    Visit a library or visitor’s center to learn where Native American villages were located in the area you plan to hunt.

    Save yourself a backache by constructing a walking stick and digging device by driving a nail into the end of a broomstick. This tool will allow you to turn over rocks without bending down to look at every one. This step is optional, but will help reduce stress placed on your back and legs.

    Make sure the area you plan to search is legal to enter. You may need to get permission from the owner. Most people don’t take kindly to strangers digging on their property. Plan to do your search when the water level of the creek is at its lowest. Be sure to dress appropriately to avoid disease and an uncomfortable time.

    Start with the bends in the creek where there is a natural buildup of debris. Sift through debris and soil with your rake and other tools, preferably made of plastic, as this will protect the structure of the artifacts.

    Check the roots of trees near the creek because roots can catch and hold onto small artifacts such as arrowheads. Don’t be afraid to dig around. That’s what you’re there for!

    Separate arrowheads from other cool stuff that you might find. Native American arrowheads are triangular in shape, and they total less than 2 inches in length.

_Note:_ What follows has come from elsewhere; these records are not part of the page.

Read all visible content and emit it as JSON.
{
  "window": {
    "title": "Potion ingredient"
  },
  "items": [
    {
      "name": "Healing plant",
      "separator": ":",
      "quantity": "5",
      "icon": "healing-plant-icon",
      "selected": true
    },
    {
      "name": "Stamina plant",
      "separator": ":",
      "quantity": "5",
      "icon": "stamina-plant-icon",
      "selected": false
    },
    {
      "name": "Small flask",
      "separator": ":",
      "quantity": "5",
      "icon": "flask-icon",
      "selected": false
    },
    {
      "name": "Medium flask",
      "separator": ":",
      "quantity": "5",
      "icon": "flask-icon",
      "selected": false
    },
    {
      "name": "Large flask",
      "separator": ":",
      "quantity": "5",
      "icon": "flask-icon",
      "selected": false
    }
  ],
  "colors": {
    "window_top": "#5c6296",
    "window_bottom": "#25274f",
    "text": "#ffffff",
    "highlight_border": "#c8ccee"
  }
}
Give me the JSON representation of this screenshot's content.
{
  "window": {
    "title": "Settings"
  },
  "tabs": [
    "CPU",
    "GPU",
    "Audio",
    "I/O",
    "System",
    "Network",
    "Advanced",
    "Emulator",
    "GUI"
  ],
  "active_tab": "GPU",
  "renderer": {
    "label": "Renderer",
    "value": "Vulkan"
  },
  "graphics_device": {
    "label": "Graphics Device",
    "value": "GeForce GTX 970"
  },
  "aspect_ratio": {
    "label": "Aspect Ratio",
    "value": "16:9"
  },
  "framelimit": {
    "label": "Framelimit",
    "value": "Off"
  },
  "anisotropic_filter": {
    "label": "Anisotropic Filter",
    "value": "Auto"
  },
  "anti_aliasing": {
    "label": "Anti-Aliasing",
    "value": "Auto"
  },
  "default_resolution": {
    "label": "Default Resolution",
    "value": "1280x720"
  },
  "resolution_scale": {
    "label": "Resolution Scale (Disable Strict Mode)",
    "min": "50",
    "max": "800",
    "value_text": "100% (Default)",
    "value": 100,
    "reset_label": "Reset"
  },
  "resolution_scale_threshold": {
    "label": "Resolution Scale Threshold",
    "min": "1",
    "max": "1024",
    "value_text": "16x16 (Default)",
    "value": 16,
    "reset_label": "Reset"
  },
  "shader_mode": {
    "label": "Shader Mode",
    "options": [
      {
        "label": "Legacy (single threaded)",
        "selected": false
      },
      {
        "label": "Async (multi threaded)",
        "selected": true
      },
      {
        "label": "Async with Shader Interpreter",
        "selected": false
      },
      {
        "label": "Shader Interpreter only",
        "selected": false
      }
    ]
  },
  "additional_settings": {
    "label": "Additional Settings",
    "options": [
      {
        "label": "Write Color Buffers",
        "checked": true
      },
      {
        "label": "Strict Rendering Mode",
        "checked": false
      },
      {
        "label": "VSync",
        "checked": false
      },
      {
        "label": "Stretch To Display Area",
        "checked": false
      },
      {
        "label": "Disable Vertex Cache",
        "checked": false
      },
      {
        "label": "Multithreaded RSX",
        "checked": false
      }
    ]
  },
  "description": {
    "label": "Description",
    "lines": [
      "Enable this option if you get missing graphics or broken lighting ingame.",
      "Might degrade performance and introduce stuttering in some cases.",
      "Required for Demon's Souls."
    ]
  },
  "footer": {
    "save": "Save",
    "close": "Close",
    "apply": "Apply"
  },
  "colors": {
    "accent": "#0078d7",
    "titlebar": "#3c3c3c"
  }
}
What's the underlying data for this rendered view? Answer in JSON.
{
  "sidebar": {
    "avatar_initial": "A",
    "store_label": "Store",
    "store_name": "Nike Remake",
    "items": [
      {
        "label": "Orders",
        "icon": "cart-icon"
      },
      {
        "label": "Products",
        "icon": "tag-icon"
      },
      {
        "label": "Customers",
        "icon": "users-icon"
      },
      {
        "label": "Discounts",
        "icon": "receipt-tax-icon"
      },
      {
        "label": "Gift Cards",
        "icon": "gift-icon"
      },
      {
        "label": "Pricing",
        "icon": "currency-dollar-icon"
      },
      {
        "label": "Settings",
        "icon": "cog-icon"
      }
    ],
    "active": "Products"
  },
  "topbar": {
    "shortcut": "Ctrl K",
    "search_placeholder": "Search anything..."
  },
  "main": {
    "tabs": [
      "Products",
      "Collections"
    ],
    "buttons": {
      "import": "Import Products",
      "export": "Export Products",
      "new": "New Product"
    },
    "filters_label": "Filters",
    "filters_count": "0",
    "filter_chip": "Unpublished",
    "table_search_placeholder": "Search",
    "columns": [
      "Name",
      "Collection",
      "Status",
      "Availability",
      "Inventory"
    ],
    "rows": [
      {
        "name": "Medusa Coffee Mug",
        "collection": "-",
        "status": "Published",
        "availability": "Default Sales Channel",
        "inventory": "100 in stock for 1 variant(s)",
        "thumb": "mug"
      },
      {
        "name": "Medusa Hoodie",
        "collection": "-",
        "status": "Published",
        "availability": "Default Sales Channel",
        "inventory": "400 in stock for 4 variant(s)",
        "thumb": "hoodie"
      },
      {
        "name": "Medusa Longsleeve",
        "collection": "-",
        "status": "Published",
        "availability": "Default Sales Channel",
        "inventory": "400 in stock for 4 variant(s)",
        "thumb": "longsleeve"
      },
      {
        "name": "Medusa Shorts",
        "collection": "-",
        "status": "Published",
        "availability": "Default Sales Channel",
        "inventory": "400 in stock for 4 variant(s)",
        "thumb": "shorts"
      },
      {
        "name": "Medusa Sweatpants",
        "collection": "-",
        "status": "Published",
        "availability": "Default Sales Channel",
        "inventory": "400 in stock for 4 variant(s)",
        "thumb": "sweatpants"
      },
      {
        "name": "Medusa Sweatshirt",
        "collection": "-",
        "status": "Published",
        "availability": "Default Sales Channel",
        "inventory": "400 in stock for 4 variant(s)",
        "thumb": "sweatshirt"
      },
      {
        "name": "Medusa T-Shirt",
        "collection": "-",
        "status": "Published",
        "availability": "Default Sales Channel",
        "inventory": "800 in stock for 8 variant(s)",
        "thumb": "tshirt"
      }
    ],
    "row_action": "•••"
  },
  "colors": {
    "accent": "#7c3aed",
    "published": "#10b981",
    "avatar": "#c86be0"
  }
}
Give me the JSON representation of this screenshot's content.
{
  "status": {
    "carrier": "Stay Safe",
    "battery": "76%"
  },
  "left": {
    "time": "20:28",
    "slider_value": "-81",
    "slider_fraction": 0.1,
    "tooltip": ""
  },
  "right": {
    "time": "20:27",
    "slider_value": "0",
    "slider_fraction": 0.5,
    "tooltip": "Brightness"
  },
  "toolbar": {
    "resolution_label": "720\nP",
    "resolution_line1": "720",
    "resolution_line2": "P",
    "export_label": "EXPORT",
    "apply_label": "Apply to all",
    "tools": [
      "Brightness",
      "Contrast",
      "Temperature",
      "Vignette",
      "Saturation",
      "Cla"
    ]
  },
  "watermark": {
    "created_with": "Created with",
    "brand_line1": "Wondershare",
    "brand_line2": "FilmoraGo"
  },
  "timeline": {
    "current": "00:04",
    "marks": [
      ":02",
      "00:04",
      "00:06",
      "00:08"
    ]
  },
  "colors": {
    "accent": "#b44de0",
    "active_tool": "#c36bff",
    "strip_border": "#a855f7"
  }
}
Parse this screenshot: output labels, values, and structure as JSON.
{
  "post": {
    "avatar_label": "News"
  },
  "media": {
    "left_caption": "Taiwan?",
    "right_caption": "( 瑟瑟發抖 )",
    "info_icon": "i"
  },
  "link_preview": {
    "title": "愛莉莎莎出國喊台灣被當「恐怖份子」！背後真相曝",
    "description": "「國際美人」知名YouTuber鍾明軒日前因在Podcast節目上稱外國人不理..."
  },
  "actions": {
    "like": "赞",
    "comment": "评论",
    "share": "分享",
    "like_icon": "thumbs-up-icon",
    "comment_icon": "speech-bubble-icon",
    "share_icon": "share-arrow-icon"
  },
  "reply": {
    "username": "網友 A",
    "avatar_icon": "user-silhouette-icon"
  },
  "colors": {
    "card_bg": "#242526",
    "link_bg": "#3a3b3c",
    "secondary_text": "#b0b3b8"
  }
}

Most are made of a glassy stone, and can be just as fragile as glass. Consider bringing in larger shovels if you are lucky enough to discover an area rich with arrowheads.

    Store any arrowheads that you find into a zip bag. They can be very fragile.